Exercise objective. Every line of the records below that has the word "letters" should be copied.

Element data from apps and pages
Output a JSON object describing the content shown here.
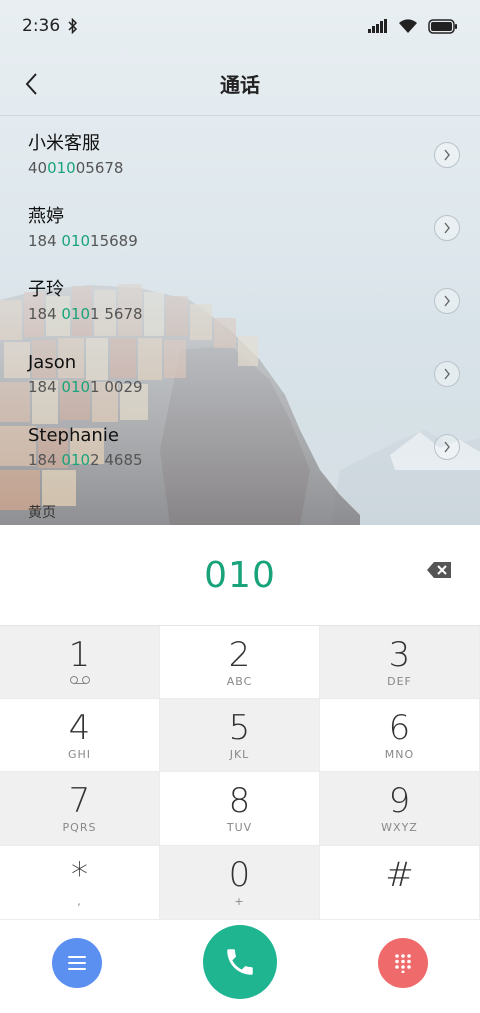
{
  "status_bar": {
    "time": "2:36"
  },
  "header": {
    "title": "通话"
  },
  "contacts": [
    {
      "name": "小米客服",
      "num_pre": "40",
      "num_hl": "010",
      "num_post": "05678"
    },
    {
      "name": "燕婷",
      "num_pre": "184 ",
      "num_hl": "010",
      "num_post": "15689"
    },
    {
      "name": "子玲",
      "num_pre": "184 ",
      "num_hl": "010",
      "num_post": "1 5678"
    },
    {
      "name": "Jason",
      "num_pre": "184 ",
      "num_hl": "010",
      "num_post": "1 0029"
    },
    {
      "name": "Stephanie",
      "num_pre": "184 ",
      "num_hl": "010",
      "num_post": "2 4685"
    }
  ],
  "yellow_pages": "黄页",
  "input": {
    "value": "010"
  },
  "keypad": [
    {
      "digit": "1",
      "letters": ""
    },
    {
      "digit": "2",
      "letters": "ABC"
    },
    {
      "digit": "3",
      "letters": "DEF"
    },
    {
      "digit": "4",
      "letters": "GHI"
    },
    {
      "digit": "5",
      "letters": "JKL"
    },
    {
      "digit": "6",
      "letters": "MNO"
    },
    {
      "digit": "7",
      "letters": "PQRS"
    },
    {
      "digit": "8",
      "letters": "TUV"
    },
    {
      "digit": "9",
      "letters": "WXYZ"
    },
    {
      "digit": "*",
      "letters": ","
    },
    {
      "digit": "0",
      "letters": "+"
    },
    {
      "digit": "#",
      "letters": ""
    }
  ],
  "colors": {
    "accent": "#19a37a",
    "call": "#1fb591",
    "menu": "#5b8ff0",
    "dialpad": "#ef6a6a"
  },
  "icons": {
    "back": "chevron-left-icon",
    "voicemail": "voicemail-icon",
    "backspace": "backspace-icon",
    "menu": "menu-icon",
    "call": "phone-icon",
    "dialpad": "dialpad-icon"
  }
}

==

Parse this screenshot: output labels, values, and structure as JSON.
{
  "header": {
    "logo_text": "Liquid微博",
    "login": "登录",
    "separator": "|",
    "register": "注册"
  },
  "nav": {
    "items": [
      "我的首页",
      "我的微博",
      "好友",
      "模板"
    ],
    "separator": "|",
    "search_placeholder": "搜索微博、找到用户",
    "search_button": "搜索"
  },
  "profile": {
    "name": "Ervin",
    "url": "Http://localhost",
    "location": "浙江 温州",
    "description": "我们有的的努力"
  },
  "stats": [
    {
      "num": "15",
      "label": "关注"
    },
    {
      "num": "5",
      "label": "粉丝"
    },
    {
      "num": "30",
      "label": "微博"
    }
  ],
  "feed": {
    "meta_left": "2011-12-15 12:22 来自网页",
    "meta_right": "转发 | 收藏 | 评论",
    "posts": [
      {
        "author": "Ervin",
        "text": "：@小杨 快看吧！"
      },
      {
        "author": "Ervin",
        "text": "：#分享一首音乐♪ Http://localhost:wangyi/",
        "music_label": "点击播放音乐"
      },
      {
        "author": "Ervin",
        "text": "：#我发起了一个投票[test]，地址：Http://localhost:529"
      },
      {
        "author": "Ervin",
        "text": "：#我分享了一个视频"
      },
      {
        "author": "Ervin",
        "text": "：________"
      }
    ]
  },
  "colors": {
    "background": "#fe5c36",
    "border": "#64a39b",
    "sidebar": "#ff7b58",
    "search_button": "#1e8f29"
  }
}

Solution to this exercise.
      "letters": ""
      "letters": "ABC"
      "letters": "DEF"
      "letters": "GHI"
      "letters": "JKL"
      "letters": "MNO"
      "letters": "PQRS"
      "letters": "TUV"
      "letters": "WXYZ"
      "letters": ","
      "letters": "+"
      "letters": ""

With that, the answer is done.